- [Exercise prompt]: Word for word, copy out the entries below, but not the pictures in them.

- [The data]:

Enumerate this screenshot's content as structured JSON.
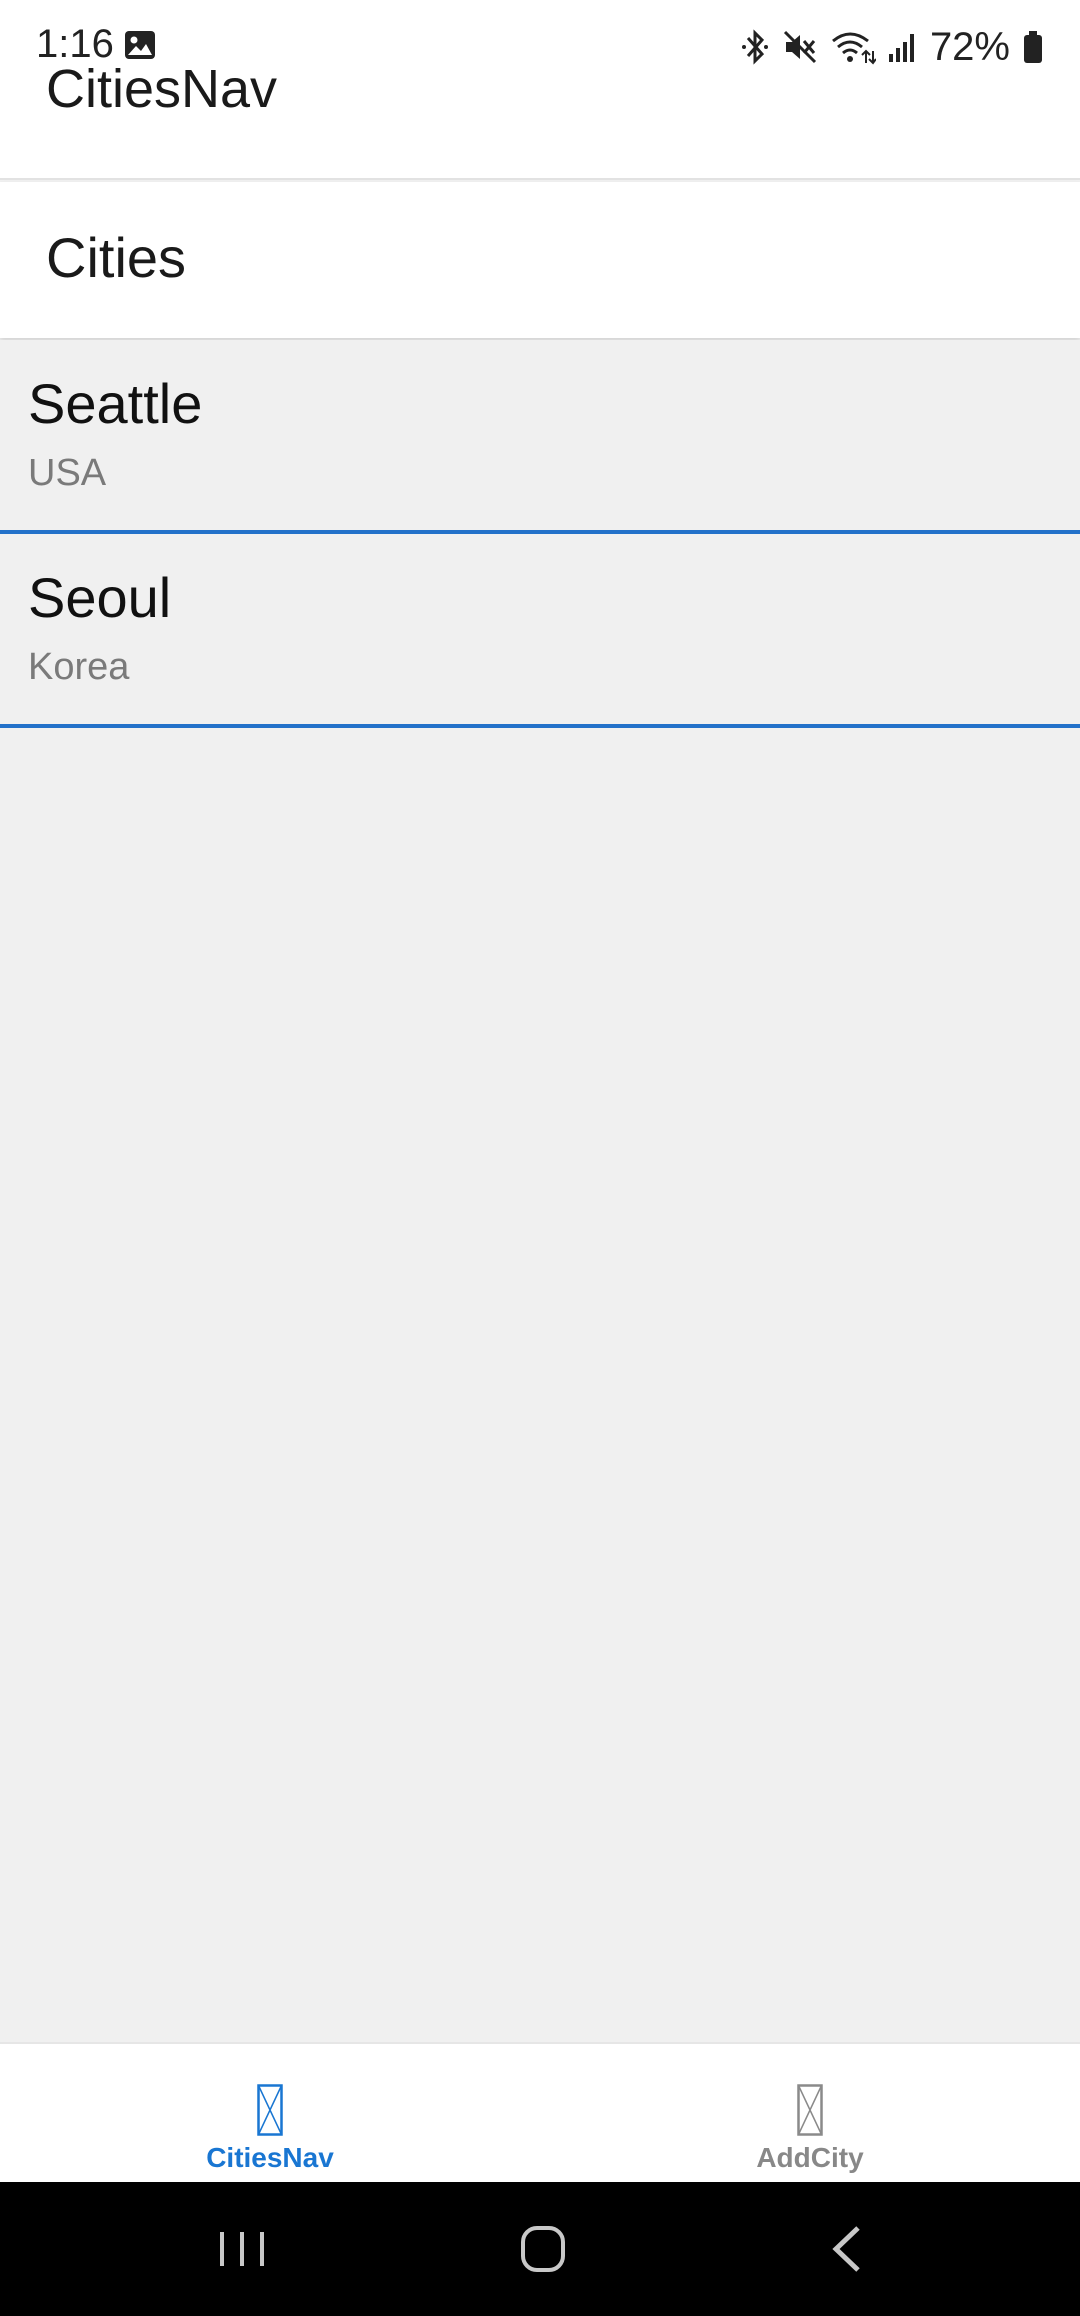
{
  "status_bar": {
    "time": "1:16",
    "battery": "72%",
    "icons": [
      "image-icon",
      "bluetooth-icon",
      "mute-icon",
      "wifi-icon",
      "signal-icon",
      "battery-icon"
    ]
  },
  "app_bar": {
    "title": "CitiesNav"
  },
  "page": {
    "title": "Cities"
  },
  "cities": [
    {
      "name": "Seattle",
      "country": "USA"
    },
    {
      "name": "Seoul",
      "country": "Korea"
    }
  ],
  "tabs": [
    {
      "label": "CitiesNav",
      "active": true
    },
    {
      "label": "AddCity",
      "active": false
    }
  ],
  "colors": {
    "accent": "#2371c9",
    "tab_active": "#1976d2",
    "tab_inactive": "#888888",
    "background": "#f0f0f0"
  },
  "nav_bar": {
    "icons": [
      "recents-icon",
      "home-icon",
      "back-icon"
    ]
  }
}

- [The completed task]:
Enumerate this screenshot's content as structured JSON.
{
  "status_bar": {
    "time": "1:16",
    "battery": "72%",
    "icons": [
      "image-icon",
      "bluetooth-icon",
      "mute-icon",
      "wifi-icon",
      "signal-icon",
      "battery-icon"
    ]
  },
  "app_bar": {
    "title": "CitiesNav"
  },
  "page": {
    "title": "Cities"
  },
  "cities": [
    {
      "name": "Seattle",
      "country": "USA"
    },
    {
      "name": "Seoul",
      "country": "Korea"
    }
  ],
  "tabs": [
    {
      "label": "CitiesNav",
      "active": true
    },
    {
      "label": "AddCity",
      "active": false
    }
  ],
  "colors": {
    "accent": "#2371c9",
    "tab_active": "#1976d2",
    "tab_inactive": "#888888",
    "background": "#f0f0f0"
  },
  "nav_bar": {
    "icons": [
      "recents-icon",
      "home-icon",
      "back-icon"
    ]
  }
}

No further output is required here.